— Records for this exercise —
════

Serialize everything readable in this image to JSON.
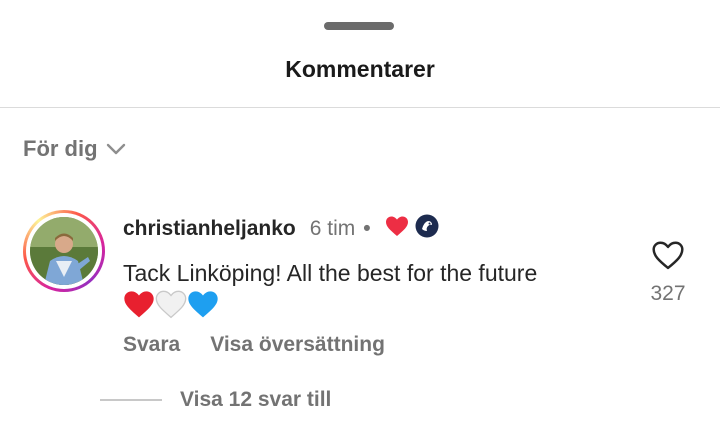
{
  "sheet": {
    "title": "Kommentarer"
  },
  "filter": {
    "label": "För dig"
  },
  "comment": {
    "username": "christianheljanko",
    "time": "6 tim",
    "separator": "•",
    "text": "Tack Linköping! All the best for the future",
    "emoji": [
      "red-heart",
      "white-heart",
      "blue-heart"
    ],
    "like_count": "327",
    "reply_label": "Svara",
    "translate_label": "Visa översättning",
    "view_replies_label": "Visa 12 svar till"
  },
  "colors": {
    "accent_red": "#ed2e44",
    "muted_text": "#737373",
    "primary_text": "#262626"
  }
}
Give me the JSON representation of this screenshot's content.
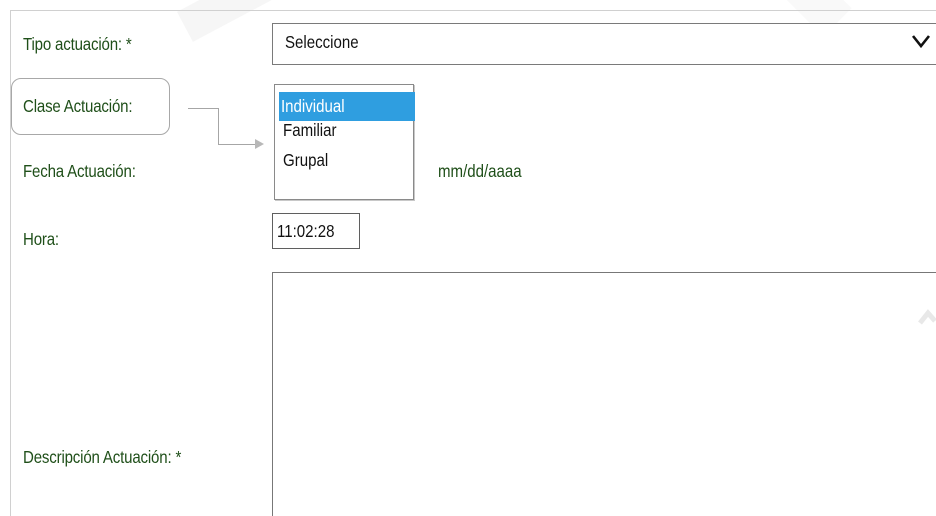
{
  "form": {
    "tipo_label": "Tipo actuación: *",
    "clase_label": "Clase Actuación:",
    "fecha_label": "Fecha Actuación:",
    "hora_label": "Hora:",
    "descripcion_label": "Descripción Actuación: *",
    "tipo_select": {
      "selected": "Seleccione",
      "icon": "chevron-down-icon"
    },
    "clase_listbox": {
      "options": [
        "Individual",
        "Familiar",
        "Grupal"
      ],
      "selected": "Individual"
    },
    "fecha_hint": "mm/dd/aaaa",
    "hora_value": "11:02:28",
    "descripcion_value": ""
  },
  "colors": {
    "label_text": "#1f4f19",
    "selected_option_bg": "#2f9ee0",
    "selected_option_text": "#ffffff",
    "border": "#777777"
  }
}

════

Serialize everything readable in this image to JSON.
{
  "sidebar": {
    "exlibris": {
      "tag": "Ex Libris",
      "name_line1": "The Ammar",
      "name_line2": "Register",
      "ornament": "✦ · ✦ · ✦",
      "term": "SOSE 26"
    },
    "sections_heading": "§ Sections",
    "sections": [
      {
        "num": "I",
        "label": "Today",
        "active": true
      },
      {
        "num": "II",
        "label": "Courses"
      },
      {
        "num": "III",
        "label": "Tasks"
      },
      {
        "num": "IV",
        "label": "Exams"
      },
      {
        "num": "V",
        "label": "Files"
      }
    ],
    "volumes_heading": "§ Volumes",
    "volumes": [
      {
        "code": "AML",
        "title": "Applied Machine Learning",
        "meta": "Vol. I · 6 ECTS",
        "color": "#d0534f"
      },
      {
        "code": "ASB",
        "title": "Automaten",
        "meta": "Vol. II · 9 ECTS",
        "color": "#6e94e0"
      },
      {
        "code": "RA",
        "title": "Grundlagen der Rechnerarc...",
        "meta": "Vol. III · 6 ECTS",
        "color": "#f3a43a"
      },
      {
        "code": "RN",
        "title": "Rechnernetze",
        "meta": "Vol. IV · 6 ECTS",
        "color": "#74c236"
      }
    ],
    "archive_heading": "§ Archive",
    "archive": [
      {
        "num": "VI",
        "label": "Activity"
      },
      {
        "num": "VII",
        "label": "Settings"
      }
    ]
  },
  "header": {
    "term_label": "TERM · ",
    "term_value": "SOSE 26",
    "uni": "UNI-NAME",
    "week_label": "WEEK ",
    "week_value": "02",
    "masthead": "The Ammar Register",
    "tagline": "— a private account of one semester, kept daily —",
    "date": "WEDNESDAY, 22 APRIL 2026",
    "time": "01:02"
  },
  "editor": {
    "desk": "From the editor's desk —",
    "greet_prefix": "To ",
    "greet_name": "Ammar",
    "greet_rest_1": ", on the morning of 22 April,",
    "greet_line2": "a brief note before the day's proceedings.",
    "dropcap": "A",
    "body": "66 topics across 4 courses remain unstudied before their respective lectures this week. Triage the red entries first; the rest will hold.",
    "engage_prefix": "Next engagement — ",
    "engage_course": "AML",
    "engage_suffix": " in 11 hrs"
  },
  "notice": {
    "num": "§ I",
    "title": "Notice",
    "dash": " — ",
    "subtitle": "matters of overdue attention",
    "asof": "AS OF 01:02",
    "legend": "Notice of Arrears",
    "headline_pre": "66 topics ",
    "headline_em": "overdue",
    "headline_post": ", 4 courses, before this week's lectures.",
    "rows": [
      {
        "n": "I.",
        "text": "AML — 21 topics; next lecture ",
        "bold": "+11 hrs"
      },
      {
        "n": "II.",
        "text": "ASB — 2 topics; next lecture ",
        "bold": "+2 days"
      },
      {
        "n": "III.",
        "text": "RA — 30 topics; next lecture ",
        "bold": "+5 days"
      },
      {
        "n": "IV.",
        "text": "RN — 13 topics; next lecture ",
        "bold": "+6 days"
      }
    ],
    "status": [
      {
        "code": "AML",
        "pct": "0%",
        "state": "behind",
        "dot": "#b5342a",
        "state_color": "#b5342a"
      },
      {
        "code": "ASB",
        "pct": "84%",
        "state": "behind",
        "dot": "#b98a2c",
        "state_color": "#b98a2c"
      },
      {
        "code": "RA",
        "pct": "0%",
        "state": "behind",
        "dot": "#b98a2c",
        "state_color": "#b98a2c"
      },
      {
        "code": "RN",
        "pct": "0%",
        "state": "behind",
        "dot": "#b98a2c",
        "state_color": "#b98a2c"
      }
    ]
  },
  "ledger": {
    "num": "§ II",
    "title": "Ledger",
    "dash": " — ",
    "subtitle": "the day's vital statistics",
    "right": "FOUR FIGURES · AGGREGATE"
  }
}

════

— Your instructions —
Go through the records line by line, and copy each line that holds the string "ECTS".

— Solution —
        "meta": "Vol. I · 6 ECTS",
        "meta": "Vol. II · 9 ECTS",
        "meta": "Vol. III · 6 ECTS",
        "meta": "Vol. IV · 6 ECTS",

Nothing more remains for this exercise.